Conclusion: However, the image quality is very good considering the minute size, and there are dozens of Scene modes to help get the best out of almost any shooting conditions. Best of all, the camera takes up so little pocket space that you can take it anywhere.
Summary: The Casio Exilim EX-S10 nearly fooled us with its size zero proportions and light feature set.
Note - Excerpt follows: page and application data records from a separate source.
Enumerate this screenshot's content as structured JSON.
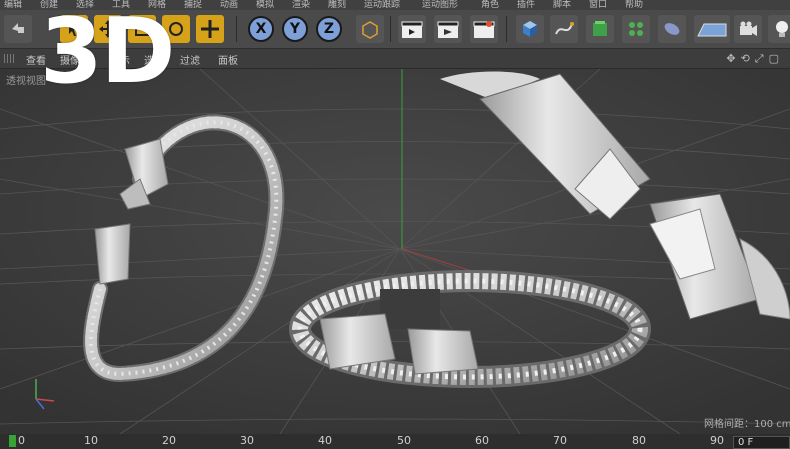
{
  "menu": [
    "编辑",
    "创建",
    "选择",
    "工具",
    "网格",
    "捕捉",
    "动画",
    "模拟",
    "渲染",
    "雕刻",
    "运动跟踪",
    "运动图形",
    "角色",
    "插件",
    "脚本",
    "窗口",
    "帮助"
  ],
  "toolbar": {
    "axis_x": "X",
    "axis_y": "Y",
    "axis_z": "Z"
  },
  "viewbar": {
    "items": [
      "查看",
      "摄像机",
      "显示",
      "选项",
      "过滤",
      "面板"
    ]
  },
  "viewport": {
    "label": "透视视图",
    "grid_distance": "网格间距：100 cm"
  },
  "overlay": {
    "title": "3D"
  },
  "timeline": {
    "ticks": [
      "0",
      "10",
      "20",
      "30",
      "40",
      "50",
      "60",
      "70",
      "80",
      "90"
    ],
    "frame": "0 F"
  },
  "colors": {
    "accent_yellow": "#d6a21a",
    "viewport_bg": "#3c3c3c",
    "overlay_text": "#ffffff"
  }
}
But as soon as we saw the giant screen, we suspected there was more than met the eye with this 10-megapixel point-and-shoot.
Pros: Giant screen; video record button; handy sidebar; tweakable options; stick-thin.
Cons: No image stabilisation; noise issues; some clunky controls.
Excerpt: By far the smallest camera in this group test, the Exlim Card S10 isn’t quite credit-card sized as the name suggests, but it’s half the thickness of most of its rivals and a third of the chubby Coolpix P5100 .
Pros: Truly pocket-sized; great on-screen controls.
Cons: Miniscule buttons; few manual controls; blurry output; some purple fringing.
Conclusion: The Casio Exilim Card EX-S10 is a very nice little camera; it looks good, is well made, and can produce good low ISO shots. The barrel distortion at the wide end of the lens is a lack in terms of the lens performance as, worryingly, is the odd blooming on brighter subjects.
Pros: Build and ultra-slim line design, low ISO image quality, easy to use, 848 x 480-pixel H.264/AVC movies, and YouTube movie mode
Cons: High ISO image noise, low-powered flash unit, no optical viewfinder, limited manual control
Conclusion: I am more impressed with the Casio Exilim EX-S10 than I thought I would be. The really slim cameras do not always offer quite the same picture quality as larger models, but in this case I would be happy to own this camera.
Pros: Size - LCD screen information - widescreen movies - bright photos